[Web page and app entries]
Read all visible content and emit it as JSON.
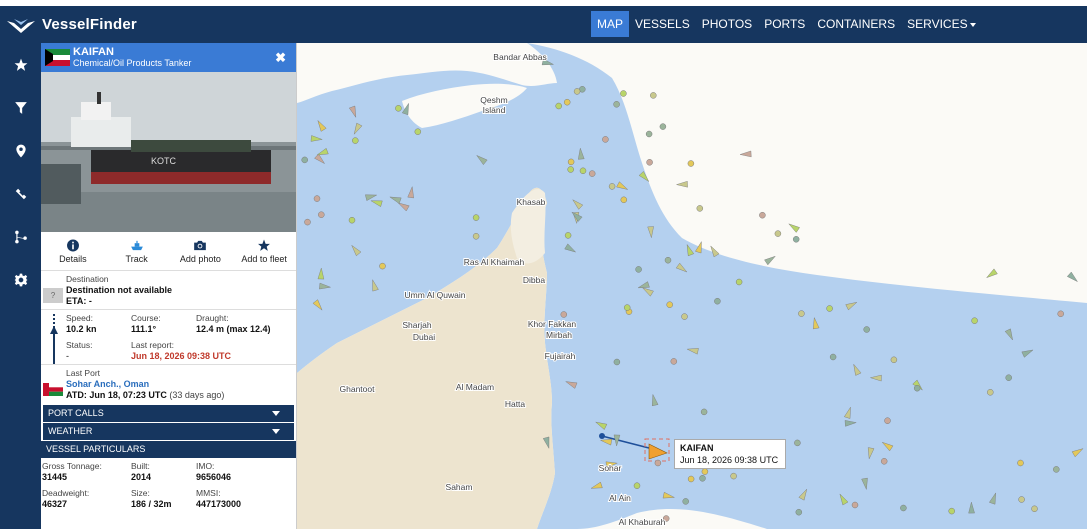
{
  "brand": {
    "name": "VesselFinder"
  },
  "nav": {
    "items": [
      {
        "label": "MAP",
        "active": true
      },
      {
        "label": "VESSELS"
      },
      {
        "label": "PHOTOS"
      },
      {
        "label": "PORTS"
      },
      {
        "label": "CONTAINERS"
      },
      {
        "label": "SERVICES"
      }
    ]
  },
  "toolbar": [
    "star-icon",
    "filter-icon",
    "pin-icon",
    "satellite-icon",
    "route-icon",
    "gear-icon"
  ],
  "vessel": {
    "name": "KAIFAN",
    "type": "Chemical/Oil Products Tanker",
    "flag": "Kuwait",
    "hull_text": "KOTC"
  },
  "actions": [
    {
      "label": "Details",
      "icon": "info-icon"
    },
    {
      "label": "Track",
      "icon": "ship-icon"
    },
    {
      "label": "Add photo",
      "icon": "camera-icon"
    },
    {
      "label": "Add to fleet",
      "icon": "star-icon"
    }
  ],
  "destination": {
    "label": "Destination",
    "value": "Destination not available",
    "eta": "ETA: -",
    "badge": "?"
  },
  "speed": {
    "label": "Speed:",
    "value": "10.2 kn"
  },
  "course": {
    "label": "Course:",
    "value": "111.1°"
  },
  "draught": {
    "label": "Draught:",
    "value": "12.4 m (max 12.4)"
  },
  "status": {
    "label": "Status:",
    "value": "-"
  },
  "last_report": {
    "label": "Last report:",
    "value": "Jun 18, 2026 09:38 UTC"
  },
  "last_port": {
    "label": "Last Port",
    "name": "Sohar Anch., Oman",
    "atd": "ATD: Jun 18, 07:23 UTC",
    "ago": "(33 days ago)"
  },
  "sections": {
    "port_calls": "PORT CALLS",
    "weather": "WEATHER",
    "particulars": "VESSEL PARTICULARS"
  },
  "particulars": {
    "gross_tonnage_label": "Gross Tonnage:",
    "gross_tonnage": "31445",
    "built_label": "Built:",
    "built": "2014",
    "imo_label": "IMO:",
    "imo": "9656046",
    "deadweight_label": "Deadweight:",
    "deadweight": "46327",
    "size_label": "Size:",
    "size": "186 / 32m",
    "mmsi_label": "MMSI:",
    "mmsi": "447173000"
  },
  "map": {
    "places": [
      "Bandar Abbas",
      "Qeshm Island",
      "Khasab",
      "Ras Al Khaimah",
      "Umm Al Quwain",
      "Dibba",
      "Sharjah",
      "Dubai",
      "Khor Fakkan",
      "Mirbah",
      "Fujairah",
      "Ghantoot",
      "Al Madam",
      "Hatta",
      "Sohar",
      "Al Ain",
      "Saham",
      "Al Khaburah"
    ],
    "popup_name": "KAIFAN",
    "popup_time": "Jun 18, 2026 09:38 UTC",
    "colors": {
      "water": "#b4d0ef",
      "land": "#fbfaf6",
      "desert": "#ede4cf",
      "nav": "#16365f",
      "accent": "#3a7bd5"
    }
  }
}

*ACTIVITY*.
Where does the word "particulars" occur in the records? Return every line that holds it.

*EXERCISE RESPONSE*.
    "particulars": "VESSEL PARTICULARS"
  "particulars": {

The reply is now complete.